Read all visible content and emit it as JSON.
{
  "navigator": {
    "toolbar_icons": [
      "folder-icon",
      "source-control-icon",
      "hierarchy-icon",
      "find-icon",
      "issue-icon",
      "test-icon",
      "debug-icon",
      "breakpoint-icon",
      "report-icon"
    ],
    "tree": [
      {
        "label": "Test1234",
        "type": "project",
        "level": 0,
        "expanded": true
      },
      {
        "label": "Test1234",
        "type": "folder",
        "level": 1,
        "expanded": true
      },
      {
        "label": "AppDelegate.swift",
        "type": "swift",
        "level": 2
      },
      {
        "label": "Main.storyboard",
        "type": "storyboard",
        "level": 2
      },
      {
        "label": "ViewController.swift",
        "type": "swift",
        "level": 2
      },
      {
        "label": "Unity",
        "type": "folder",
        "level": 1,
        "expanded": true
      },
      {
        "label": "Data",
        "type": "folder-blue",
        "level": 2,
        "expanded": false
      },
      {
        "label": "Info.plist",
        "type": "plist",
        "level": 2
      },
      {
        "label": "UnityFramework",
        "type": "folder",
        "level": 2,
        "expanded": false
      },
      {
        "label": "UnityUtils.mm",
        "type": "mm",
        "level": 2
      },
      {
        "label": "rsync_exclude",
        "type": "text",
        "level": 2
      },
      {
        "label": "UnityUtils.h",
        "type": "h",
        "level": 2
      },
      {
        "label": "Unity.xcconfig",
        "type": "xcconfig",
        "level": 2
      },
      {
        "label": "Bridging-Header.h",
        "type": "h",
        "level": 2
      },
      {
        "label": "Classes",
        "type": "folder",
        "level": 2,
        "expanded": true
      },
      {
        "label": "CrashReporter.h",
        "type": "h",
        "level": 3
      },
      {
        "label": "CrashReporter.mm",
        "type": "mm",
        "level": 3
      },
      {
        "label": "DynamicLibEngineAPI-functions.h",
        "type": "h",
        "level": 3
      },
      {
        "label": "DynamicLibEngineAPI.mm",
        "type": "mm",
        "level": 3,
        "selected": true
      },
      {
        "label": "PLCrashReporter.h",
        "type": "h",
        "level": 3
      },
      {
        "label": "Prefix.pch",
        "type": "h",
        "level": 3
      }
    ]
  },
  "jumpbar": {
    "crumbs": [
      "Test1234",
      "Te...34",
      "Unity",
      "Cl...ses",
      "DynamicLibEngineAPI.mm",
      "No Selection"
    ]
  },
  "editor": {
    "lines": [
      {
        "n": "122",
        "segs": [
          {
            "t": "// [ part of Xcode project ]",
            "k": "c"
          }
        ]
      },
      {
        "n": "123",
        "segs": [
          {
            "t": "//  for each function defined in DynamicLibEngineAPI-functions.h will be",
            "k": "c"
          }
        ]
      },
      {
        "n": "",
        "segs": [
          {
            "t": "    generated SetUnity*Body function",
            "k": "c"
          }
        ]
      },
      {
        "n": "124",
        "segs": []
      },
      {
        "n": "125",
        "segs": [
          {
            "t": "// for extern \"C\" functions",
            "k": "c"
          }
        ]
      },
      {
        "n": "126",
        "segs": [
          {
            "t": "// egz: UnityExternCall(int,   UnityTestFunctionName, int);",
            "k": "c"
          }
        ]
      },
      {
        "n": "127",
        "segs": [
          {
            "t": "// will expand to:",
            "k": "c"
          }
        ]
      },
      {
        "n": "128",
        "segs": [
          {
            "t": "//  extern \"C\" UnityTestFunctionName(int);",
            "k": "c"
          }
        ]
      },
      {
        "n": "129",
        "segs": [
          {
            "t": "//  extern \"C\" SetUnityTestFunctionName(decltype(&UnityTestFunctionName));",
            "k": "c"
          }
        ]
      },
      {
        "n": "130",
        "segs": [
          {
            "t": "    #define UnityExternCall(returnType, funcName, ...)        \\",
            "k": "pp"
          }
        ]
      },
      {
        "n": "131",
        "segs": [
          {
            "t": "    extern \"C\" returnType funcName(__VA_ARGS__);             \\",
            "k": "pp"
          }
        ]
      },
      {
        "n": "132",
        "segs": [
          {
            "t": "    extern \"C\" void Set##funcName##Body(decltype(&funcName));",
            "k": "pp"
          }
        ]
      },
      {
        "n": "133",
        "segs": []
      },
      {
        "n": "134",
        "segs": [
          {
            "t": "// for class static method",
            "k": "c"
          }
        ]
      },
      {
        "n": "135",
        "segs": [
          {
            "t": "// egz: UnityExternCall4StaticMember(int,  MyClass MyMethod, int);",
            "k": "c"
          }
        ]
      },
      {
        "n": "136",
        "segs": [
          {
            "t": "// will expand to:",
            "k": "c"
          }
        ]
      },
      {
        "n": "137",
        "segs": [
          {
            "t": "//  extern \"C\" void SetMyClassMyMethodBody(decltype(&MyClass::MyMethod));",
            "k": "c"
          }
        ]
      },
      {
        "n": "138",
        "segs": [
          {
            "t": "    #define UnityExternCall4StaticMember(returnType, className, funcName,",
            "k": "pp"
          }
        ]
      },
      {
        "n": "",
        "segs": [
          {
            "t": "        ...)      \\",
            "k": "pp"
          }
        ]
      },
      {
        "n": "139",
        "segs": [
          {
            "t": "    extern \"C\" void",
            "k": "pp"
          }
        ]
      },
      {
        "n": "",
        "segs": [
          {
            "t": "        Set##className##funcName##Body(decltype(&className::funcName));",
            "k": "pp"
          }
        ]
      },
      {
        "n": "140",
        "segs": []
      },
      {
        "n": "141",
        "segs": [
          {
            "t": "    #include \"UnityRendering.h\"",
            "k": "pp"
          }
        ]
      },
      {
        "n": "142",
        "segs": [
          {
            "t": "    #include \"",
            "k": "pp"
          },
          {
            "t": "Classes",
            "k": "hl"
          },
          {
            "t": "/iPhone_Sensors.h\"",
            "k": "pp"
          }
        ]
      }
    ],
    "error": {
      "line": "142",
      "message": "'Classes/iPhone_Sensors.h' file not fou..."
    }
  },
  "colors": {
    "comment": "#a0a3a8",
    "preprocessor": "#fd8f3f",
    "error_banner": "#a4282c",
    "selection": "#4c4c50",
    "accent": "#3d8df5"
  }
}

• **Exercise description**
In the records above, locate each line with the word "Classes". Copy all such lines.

• **Solution to this exercise**
        "label": "Classes",
            "t": "Classes",
      "message": "'Classes/iPhone_Sensors.h' file not fou..."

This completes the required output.